Data about app and page elements:

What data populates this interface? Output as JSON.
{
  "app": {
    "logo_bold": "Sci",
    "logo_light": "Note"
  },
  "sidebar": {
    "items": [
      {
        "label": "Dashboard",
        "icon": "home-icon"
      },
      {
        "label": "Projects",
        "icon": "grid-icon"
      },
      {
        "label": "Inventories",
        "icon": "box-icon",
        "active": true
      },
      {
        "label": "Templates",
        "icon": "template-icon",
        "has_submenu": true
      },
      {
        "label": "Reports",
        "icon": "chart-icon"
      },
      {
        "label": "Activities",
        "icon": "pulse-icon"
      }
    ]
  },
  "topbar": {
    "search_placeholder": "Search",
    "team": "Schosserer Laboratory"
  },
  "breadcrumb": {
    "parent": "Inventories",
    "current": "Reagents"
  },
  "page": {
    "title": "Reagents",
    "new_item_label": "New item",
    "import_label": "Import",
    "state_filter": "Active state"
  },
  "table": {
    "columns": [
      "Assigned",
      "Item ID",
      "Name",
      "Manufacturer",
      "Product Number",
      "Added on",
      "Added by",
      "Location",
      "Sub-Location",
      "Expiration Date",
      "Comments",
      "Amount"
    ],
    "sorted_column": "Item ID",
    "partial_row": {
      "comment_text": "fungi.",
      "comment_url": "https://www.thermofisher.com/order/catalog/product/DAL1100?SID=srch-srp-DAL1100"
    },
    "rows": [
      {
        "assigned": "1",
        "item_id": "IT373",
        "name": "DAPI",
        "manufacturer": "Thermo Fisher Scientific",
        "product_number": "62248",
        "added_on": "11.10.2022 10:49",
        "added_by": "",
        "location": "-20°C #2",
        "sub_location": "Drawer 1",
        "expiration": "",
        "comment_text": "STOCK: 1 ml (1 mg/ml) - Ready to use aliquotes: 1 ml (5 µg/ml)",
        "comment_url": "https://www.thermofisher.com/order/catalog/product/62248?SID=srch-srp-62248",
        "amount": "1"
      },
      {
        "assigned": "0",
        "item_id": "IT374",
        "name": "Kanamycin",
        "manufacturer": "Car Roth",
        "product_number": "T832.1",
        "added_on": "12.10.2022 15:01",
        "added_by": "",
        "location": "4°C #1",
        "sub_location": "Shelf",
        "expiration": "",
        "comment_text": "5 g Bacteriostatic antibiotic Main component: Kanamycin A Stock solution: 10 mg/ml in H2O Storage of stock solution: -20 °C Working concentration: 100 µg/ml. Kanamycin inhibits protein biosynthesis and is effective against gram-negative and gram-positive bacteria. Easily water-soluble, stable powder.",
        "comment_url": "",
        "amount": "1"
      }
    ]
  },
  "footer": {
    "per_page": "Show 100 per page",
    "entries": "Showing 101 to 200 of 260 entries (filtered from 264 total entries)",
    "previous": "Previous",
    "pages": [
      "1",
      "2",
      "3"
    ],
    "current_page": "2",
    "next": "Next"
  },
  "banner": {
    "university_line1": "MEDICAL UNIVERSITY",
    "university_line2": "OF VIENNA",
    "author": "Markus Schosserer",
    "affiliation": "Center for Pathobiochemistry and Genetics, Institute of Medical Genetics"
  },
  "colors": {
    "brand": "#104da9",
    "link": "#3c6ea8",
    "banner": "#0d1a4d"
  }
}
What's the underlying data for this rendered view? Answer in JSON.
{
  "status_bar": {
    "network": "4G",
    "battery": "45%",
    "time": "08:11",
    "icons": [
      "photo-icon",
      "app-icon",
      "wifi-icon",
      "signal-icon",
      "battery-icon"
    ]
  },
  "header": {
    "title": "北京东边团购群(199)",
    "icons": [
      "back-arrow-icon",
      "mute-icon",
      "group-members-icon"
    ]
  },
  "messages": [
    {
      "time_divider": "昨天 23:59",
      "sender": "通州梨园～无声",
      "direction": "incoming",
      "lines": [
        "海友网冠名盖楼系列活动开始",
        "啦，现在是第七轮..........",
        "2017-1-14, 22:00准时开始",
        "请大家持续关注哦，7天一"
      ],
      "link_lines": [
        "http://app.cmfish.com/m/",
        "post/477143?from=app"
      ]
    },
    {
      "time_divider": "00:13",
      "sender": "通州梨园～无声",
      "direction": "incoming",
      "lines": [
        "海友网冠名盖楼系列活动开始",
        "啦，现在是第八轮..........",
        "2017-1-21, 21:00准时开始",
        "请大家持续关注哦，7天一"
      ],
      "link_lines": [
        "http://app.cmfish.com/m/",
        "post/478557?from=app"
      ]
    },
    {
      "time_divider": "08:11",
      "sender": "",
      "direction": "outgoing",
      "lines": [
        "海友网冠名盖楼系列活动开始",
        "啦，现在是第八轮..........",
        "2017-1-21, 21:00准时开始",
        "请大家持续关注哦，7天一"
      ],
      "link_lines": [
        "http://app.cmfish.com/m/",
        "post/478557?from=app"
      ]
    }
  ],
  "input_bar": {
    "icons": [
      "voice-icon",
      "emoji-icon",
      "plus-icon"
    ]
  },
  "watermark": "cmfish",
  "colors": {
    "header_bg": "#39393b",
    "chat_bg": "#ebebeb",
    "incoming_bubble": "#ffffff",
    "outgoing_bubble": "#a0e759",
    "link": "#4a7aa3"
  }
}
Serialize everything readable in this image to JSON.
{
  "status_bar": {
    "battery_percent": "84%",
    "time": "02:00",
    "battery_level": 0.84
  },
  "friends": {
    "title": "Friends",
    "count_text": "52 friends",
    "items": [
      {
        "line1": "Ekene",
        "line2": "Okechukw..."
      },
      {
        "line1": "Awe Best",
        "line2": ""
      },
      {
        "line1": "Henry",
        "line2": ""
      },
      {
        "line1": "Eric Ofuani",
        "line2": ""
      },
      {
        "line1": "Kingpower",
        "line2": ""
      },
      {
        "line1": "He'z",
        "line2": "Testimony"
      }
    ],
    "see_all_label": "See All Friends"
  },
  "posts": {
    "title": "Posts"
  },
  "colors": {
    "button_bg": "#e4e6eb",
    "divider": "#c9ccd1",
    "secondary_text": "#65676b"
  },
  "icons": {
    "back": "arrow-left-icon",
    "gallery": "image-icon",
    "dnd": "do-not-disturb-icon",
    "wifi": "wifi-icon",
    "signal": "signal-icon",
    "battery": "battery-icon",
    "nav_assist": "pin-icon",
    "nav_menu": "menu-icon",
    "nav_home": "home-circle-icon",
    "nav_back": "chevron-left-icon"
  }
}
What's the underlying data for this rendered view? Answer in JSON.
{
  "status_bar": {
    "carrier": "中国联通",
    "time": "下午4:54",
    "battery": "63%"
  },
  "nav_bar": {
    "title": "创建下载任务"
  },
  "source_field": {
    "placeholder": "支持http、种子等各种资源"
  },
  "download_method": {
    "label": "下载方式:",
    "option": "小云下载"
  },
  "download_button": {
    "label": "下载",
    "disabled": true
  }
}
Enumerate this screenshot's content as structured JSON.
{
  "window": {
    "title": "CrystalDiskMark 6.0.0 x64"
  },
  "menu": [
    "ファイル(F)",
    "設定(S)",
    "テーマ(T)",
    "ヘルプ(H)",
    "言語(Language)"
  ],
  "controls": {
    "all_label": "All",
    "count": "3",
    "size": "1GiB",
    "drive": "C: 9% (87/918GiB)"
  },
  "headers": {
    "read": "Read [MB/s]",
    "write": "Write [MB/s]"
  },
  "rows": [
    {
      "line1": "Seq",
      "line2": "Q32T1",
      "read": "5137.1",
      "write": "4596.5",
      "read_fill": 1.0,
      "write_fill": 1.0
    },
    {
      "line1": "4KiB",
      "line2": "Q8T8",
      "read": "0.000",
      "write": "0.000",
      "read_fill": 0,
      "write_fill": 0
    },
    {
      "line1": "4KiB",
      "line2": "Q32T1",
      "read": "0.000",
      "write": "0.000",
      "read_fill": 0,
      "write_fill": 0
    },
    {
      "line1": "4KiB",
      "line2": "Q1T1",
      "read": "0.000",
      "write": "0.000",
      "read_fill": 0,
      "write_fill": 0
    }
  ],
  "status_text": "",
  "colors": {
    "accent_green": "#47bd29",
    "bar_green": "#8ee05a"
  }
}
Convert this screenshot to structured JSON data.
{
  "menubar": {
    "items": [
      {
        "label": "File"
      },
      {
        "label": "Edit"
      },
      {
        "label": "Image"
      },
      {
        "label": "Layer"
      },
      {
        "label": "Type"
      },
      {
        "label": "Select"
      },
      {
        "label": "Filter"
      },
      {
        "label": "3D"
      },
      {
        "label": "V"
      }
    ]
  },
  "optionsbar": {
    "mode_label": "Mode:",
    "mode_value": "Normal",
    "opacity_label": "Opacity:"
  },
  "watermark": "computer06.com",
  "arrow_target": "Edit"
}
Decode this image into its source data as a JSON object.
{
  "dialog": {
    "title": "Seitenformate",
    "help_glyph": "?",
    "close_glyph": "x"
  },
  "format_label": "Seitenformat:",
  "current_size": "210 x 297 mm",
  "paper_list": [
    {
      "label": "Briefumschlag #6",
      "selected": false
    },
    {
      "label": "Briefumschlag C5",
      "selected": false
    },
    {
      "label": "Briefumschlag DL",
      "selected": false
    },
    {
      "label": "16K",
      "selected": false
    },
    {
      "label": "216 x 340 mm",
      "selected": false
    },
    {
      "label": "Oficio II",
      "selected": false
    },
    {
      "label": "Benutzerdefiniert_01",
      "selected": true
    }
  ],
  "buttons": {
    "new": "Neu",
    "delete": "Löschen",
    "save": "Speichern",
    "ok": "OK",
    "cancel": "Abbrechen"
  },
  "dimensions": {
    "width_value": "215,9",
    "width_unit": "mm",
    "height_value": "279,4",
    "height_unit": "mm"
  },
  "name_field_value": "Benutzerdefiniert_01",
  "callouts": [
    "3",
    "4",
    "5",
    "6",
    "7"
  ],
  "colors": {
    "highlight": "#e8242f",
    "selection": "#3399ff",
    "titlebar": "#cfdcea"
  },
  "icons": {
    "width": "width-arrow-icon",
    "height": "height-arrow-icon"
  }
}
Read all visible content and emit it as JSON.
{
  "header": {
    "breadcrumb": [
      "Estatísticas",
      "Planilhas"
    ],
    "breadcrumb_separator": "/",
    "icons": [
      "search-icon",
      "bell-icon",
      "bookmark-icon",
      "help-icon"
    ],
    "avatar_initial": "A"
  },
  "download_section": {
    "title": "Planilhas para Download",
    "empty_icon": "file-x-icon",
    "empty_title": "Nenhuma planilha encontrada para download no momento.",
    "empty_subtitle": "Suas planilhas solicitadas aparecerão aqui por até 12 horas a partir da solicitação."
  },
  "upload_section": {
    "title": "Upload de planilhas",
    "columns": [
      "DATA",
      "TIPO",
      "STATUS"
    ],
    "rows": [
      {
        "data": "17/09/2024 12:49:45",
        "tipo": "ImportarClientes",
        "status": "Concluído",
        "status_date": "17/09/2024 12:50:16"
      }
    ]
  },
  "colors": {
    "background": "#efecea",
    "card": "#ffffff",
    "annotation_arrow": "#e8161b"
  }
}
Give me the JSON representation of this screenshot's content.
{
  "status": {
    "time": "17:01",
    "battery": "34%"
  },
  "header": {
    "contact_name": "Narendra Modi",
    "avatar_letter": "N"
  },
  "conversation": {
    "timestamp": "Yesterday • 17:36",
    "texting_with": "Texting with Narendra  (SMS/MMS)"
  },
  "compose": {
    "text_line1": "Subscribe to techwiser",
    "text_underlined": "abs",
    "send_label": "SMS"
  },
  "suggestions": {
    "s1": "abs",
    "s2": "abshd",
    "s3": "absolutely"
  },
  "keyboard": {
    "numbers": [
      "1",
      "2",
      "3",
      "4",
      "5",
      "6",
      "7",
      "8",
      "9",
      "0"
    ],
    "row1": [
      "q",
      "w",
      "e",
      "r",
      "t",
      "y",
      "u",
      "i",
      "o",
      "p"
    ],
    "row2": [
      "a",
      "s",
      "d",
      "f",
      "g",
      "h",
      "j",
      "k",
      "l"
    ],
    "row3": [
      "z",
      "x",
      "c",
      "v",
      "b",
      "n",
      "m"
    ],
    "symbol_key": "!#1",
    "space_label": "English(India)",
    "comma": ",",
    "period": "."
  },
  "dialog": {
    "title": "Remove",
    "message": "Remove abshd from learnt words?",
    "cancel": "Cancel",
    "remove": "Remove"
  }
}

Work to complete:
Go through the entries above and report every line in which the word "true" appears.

Solution to this problem:
        "active": true
        "has_submenu": true
    "disabled": true
      "selected": true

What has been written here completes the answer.